After literally decades of struggle and suffering, folks in the LGBT (etc.) community can finally point to some strong, concrete gains in their quest for social recognition, acceptance and respect. The notion of marriage equality is gaining support across the nation, the military’s “don’t ask don’t tell” policy is now just a vague memory, and even the Boy Scouts of America have begun reconsidering their homophobic stance. More than at any time in recent history, they can feel the freedom to be exactly who they are, and no longer worry about concealing themselves behind an artificial facade.

And they aren’t alone. From women serving in the military to Hispanics serving in Congress, from undocumented workers to fans of “The Love Boat,” the members of many previously disparaged or disempowered minorities are emerging from the shadows, finding each other and standing together to assert their unique and distinctive selves, and claiming their rightful places in the rich, spicy gumbo that is our modern American society.

But we still have a long way to go. Too many of our fellow citizens still labor under the illusion that somehow, they are not good enough just as they are, and that they must therefore deny their true nature, and represent themselves as something that they really are not. We, all of us, as Americans and as fellow human beings, need to reach out to these people, support them in their quest for identity, and create safe social spaces for them so they can fully embrace both their heritages and their destinies. Let them no longer feel reticent to share their strivings for self-realization and the achievement of their dreams, but let them come right out and declare their most heartfelt wishes.

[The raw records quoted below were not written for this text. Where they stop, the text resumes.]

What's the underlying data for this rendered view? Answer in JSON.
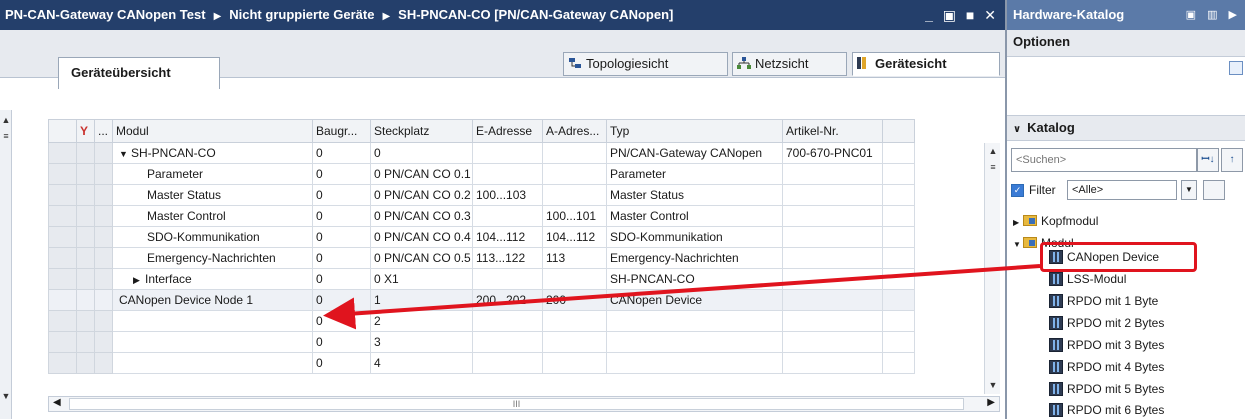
{
  "editor": {
    "title_parts": [
      "PN-CAN-Gateway CANopen Test",
      "Nicht gruppierte Geräte",
      "SH-PNCAN-CO [PN/CAN-Gateway CANopen]"
    ],
    "window_controls": "_ ▣ ■ ✕",
    "views": {
      "topology": "Topologiesicht",
      "network": "Netzsicht",
      "device": "Gerätesicht"
    },
    "tab_overview": "Geräteübersicht",
    "columns": [
      "",
      "",
      "...",
      "Modul",
      "Baugr...",
      "Steckplatz",
      "E-Adresse",
      "A-Adres...",
      "Typ",
      "Artikel-Nr.",
      ""
    ],
    "rows": [
      {
        "tog": "▼",
        "indent": 0,
        "modul": "SH-PNCAN-CO",
        "baugr": "0",
        "steck": "0",
        "e": "",
        "a": "",
        "typ": "PN/CAN-Gateway CANopen",
        "art": "700-670-PNC01"
      },
      {
        "tog": "",
        "indent": 2,
        "modul": "Parameter",
        "baugr": "0",
        "steck": "0 PN/CAN CO 0.1",
        "e": "",
        "a": "",
        "typ": "Parameter",
        "art": ""
      },
      {
        "tog": "",
        "indent": 2,
        "modul": "Master Status",
        "baugr": "0",
        "steck": "0 PN/CAN CO 0.2",
        "e": "100...103",
        "a": "",
        "typ": "Master Status",
        "art": ""
      },
      {
        "tog": "",
        "indent": 2,
        "modul": "Master Control",
        "baugr": "0",
        "steck": "0 PN/CAN CO 0.3",
        "e": "",
        "a": "100...101",
        "typ": "Master Control",
        "art": ""
      },
      {
        "tog": "",
        "indent": 2,
        "modul": "SDO-Kommunikation",
        "baugr": "0",
        "steck": "0 PN/CAN CO 0.4",
        "e": "104...112",
        "a": "104...112",
        "typ": "SDO-Kommunikation",
        "art": ""
      },
      {
        "tog": "",
        "indent": 2,
        "modul": "Emergency-Nachrichten",
        "baugr": "0",
        "steck": "0 PN/CAN CO 0.5",
        "e": "113...122",
        "a": "113",
        "typ": "Emergency-Nachrichten",
        "art": ""
      },
      {
        "tog": "▶",
        "indent": 1,
        "modul": "Interface",
        "baugr": "0",
        "steck": "0 X1",
        "e": "",
        "a": "",
        "typ": "SH-PNCAN-CO",
        "art": ""
      },
      {
        "tog": "",
        "indent": 0,
        "modul": "CANopen Device Node 1",
        "baugr": "0",
        "steck": "1",
        "e": "200...202",
        "a": "200",
        "typ": "CANopen Device",
        "art": "",
        "selected": true
      },
      {
        "tog": "",
        "indent": 0,
        "modul": "",
        "baugr": "0",
        "steck": "2",
        "e": "",
        "a": "",
        "typ": "",
        "art": ""
      },
      {
        "tog": "",
        "indent": 0,
        "modul": "",
        "baugr": "0",
        "steck": "3",
        "e": "",
        "a": "",
        "typ": "",
        "art": ""
      },
      {
        "tog": "",
        "indent": 0,
        "modul": "",
        "baugr": "0",
        "steck": "4",
        "e": "",
        "a": "",
        "typ": "",
        "art": ""
      }
    ],
    "hscroll_grip": "III"
  },
  "catalog": {
    "title": "Hardware-Katalog",
    "options_label": "Optionen",
    "katalog_label": "Katalog",
    "search_placeholder": "<Suchen>",
    "filter_label": "Filter",
    "filter_value": "<Alle>",
    "items": [
      {
        "label": "Kopfmodul",
        "tog": "▶",
        "type": "folder"
      },
      {
        "label": "Modul",
        "tog": "▼",
        "type": "folder"
      },
      {
        "label": "CANopen Device",
        "tog": "",
        "type": "device"
      },
      {
        "label": "LSS-Modul",
        "tog": "",
        "type": "device"
      },
      {
        "label": "RPDO mit 1 Byte",
        "tog": "",
        "type": "device"
      },
      {
        "label": "RPDO mit 2 Bytes",
        "tog": "",
        "type": "device"
      },
      {
        "label": "RPDO mit 3 Bytes",
        "tog": "",
        "type": "device"
      },
      {
        "label": "RPDO mit 4 Bytes",
        "tog": "",
        "type": "device"
      },
      {
        "label": "RPDO mit 5 Bytes",
        "tog": "",
        "type": "device"
      },
      {
        "label": "RPDO mit 6 Bytes",
        "tog": "",
        "type": "device"
      }
    ]
  },
  "colors": {
    "title_bar": "#243f6b",
    "catalog_title": "#5b7aa8",
    "annotation": "#e0141e"
  }
}
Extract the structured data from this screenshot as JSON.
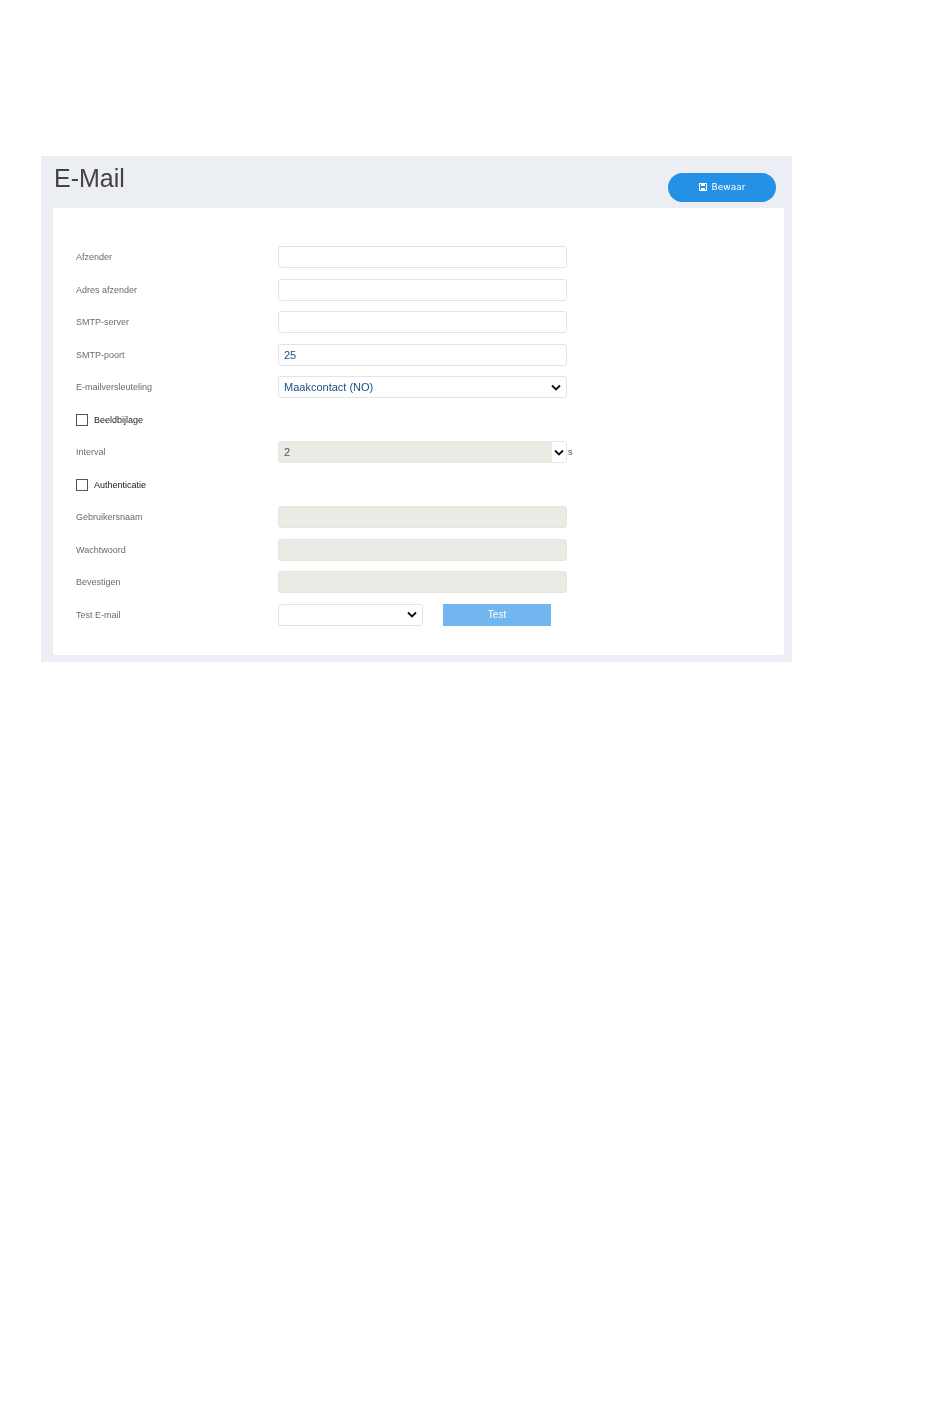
{
  "page": {
    "title": "E-Mail",
    "save_button": "Bewaar"
  },
  "form": [
    {
      "kind": "text",
      "label": "Afzender",
      "disabled": false
    },
    {
      "kind": "text",
      "label": "Adres afzender",
      "disabled": false
    },
    {
      "kind": "text",
      "label": "SMTP-server",
      "disabled": false
    },
    {
      "kind": "text",
      "label": "SMTP-poort",
      "value": "25",
      "disabled": false
    },
    {
      "kind": "select",
      "label": "E-mailversleuteling",
      "value": "Maakcontact (NO)",
      "disabled": false
    },
    {
      "kind": "checkbox",
      "label": "Beeldbijlage",
      "checked": false
    },
    {
      "kind": "spinner",
      "label": "Interval",
      "value": "2",
      "unit": "s",
      "disabled": true
    },
    {
      "kind": "checkbox",
      "label": "Authenticatie",
      "checked": false
    },
    {
      "kind": "text",
      "label": "Gebruikersnaam",
      "disabled": true
    },
    {
      "kind": "text",
      "label": "Wachtwoord",
      "disabled": true
    },
    {
      "kind": "text",
      "label": "Bevestigen",
      "disabled": true
    },
    {
      "kind": "test",
      "label": "Test E-mail",
      "button": "Test",
      "disabled": true
    }
  ]
}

Take corporate executives, for example. How much energy and effort they needlessly expend to make themselves seem caring and compassionate about the everyday lives of their employees, when any worker knows the hard bottom-line realities they must face every day. Let us tell them, “We do understand the pressures on you, you first-class fliers! We know how hard it must be to face the investors on those weekly conference calls, to couch the true nature of the marketplace in glib platitudes! Go ahead, come out and say it, CEO’s—as long as greater profit can be realized for shareholders (and greater bonuses for yourselves) by squeezing workers more tightly, locking down their wages and pushing ever-greater workloads onto them, by golly, you’ll do it.”

There now, isn’t that liberating?